Intervention: Should it stay or should it go?

Alice Andrade

Recently rumors about the schedule changing and the end of intervention are being spread all around our school. Students are going “crazy” just with the thought of intervention being removed from their schedule.

Differently from many other high schools, Everett High has an intervention block, which was first added to the schedule as a study block replacement and to allow additional help time for students. 

However, as we already know, intervention has been in constant change ever since Covid started, and even now that everything’s back to “normal” we still haven’t figured out how intervention time can be used more “responsibly.” 

In a conversation with the vice principals we got to know a little bit about what they are thinking in terms of plans for next year’s schedule.  Although no specific changes have been decided, the administration is aware of concerns around how best to use the instructional time we have during the school day, and wants to make the right decision.

“Intervention was created to give students additional time to get help from their teachers,” said vice principal James Murphy. “We have been discussing a possible change in the intervention block right now.
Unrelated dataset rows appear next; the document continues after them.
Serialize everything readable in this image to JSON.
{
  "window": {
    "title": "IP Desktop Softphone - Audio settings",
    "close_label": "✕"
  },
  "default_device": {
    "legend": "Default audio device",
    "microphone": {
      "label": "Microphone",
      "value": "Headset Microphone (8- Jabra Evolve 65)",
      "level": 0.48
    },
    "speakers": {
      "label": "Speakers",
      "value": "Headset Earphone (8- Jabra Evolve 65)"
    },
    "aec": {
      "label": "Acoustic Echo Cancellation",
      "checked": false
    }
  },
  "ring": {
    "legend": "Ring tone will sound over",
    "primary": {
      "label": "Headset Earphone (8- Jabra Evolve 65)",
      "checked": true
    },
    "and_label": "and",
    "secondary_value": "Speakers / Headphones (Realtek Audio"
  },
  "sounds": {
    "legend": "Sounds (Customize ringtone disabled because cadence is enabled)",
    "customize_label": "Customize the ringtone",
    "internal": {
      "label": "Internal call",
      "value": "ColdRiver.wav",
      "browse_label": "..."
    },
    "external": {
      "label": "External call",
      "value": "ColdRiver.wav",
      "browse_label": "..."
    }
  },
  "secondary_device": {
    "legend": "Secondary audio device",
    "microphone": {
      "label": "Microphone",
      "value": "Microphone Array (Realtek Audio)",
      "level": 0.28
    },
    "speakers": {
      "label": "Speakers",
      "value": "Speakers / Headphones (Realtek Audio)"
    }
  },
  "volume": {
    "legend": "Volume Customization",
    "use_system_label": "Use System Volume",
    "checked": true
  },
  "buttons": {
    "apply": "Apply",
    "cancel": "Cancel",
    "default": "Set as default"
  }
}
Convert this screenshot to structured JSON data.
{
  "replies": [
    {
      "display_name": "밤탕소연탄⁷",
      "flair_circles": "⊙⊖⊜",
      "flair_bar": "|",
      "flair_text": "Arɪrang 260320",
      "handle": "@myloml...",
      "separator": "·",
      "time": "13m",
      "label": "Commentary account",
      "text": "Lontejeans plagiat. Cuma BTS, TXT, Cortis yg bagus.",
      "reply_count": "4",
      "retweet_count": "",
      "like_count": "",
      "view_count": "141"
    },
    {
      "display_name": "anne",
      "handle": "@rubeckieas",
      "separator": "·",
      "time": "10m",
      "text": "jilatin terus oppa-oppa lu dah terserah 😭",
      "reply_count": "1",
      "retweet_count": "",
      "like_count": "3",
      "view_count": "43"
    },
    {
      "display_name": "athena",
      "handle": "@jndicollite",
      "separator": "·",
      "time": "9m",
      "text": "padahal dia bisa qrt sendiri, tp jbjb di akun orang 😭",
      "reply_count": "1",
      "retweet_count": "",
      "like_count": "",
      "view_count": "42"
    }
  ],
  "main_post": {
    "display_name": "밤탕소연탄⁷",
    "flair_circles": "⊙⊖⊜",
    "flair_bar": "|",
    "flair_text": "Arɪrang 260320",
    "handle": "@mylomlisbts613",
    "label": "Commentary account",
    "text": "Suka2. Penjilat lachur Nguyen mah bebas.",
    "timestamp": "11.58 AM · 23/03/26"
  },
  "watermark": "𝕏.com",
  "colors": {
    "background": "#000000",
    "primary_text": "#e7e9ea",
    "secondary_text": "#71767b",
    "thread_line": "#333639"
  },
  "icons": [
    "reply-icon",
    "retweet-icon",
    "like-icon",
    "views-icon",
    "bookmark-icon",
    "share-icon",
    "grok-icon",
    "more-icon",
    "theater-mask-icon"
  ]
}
We are not so sure that students make the best use of their time, so we are looking for options for that period. None of the changes have been determined yet, but we are trying to do the best we can to get students to make a better use of their intervention.”

“We are getting a lot of feedback from teachers and students about our current schedule and we are going to make sure everybody’s opinion about the schedule changes is being heard,” Murphy said. “What we hear the most is that the class periods being too long and students and teachers are struggling to stay in class for all that time. So we are now focusing on making changes to make the classes shorter and easier to get through.” 

Students and teachers share different opinions about what should be done with intervention for the next school year, and people responsible for the changes are being put in a tough spot of deciding what should actually be done to it. 

Some students see intervention as the only time during the school day when they can have a much-needed “break.”

“I think I can say that there is no one in this building that actually enjoys being here,” said junior Jose Olavo. “Long classes, short breaks, we do this five days a week and and still someone wants to take intervention out and add another class? It’s unacceptable. There are a lot of students like me who have to work after school till later at night and none of that is being considered. I absolutely hate the idea of having to take another class next year if they get rid of intervention and that I wouldn’t have a break block.” 

Others aren’t so convinced that it’s the best use of their time.

“I understand why they want to change it,” said junior Anne Machado.” And to be honest I wouldn’t really mind if it actually gets changed. I, just like other students, refuse to stay in class for so long and I’m impressed it actually took the school all this time to realize that they are keeping us in the same class for too long.”

”I don’t really care about the changes that they want to make for next year,” said junior Elisa Alves. “There are other things that could be changed to improve the students’ performance in class but you guys are not ready for that conversation yet.”

Schedule changes are a common thing in high school. There are multiple reasons why the schedule may need to be changed or adjusted such as conflicts with extracurricular activities, academic challenges, or changes in course offerings; however these changes can be very disruptive and stressful for students and their teachers. 

Opposite from what has been said by students, teachers around the school think the time should be used  to teach students life skills, and other things that students will actually need to get out there in the world once they are out of High School.

Regardless, there seems to be a desire among all parties to shorten the length of the current classes.  What that would actually look like, though, in terms of adding additional class periods to the schedule and/or removing intervention is a tricky decision.